The first Neptune Wharf blocks flank one side of Lofthouse Square, Fish Island’s main public space. Neighbouring the black-concrete Lanterna, these blocks have striking grid-like facades of solid grey concrete. The square’s paving is also precast concrete, with a texture created by Reckli moulds. Such overt use of concrete roots the development as a permanent presence in the area’s patchwork of wharves, garages and in-between spaces, and is a nod to the island’s industrial heritage – not least the oil and tar processing that inspired Lanterna’s basalt-black exterior. 
The square also acts as the entrance to the fashion campus. When Haworth Tompkins took over the scheme from a Stockwool masterplan in 2014, one of its early decisions was to invert the section of the buildings on Lofthouse Square, swapping out the double-height penthouses for a 7m-high space at ground level. This provides a generous reception area, with a café and gallery. Full-height glazing connects these lively spaces with the square and canalside, drawing visitors through to the courtyards, studios and production facilities beyond. 
Haworth describes these concrete-framed, double-height spaces as “very robust architectural containers” and sees them as crucial to the spirit of Fish Island Village. “As a practice, we like the idea of designing buildings that you can use, that can take knocks and can also accommodate other people’s voices.” For The Trampery, interior architect Bureau de Change has inserted mezzanines into the concrete framework to make a variety of social and studio spaces. Haworth foresees the addition of many other layers of activity to the base architecture over the decades to come. 
The structure is based around conventional 225mm reinforced-concrete flat slabs, cast in situ, supported on 665m x 200mm perimeter columns. The facade emphasises this post-and-beam arrangement with 665mm-wide vertical and horizontal concrete panels fixed in front of a thermal break and a layer of high-performance insulation. These panels were initially intended to be precast, but contractor Hill opted to cast the lower levels in situ, while the upper levels were precast on site. Any variations in finish have been evened out by grit-blasting the surfaces. Thin joints at 6m intervals correspond with the grid behind and echo the sharp appearance of the neighbouring Lanterna. 
When the development began a decade ago, planners at the London Borough of Tower Hamlets demanded that 20% of energy use be offset with renewable generation and that carbon emissions be reduced by 50% over the Building Regulations. This has been achieved through a fabric-first approach, with high levels of airtightness and insulation, combined with rooftop photovoltaics and mechanical ventilation with heat recovery. Peabody, the housing association that co-owns the site, has also increased the original target of 4% affordable housing to 25%. All homes have access to private outdoor space, including rooftop terraces for some of the affordable maisonettes. 
As Neptune Wharf stretches along the canal away from Lofthouse Square, the buildings become more residential in nature, and brick takes over from concrete as the dominant exterior material. Precast-concrete elements, such as sills, lintels, string courses and balcony soffits, offer a sense of continuity, with both acid-etched and fair-faced finishes.  

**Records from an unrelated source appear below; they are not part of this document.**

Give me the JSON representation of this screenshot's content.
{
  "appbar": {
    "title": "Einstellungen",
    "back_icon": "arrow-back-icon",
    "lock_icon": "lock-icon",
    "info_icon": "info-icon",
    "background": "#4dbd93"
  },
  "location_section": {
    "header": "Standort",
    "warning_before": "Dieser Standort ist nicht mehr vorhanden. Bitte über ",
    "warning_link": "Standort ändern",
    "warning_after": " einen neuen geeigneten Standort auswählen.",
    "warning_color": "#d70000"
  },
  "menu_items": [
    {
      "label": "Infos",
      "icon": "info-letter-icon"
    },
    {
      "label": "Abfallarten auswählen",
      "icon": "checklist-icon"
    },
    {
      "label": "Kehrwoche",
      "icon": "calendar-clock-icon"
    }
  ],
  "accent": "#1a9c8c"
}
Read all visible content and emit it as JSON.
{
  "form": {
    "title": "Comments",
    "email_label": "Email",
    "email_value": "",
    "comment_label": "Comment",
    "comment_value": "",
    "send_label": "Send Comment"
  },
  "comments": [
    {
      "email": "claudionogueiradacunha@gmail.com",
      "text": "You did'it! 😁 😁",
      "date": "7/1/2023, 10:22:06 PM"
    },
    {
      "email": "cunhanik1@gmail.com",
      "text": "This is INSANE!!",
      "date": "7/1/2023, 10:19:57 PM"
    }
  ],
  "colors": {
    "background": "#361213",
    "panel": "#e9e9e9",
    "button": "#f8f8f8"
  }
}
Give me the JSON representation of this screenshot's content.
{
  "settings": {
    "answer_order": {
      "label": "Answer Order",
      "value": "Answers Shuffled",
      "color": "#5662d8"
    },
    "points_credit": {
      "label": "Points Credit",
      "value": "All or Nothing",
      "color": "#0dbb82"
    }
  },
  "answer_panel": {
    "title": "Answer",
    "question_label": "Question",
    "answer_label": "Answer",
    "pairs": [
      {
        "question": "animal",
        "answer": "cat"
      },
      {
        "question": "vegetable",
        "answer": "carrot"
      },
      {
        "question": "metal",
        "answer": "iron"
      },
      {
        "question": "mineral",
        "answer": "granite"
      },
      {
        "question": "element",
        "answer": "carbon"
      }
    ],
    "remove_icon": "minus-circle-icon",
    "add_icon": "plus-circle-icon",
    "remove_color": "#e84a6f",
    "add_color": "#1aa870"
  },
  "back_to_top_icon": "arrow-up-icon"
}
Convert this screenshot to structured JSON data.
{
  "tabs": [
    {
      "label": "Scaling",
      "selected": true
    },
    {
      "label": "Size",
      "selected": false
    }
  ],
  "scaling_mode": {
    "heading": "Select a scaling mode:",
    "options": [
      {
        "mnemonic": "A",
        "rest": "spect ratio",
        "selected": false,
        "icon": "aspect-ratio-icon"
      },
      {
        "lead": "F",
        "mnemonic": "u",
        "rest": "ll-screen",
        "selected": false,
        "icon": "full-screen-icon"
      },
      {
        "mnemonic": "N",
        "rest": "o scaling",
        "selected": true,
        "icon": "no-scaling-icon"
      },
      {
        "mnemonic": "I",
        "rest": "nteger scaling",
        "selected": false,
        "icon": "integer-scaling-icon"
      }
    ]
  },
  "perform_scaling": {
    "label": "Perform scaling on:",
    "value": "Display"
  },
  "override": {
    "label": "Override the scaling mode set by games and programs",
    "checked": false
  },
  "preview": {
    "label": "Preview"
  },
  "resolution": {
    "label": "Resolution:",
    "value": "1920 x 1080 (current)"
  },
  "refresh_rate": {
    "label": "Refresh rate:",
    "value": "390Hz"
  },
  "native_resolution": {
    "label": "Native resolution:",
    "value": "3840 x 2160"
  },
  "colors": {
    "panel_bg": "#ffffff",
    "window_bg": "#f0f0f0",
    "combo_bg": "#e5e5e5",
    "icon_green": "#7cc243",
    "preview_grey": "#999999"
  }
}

Project Team


Haworth Tompkins, Lyndon Goode, Pitman Tozer 

Structural engineer


Main contractor


Fred Howarth, Rory Gardiner, Kilian O’Sullivan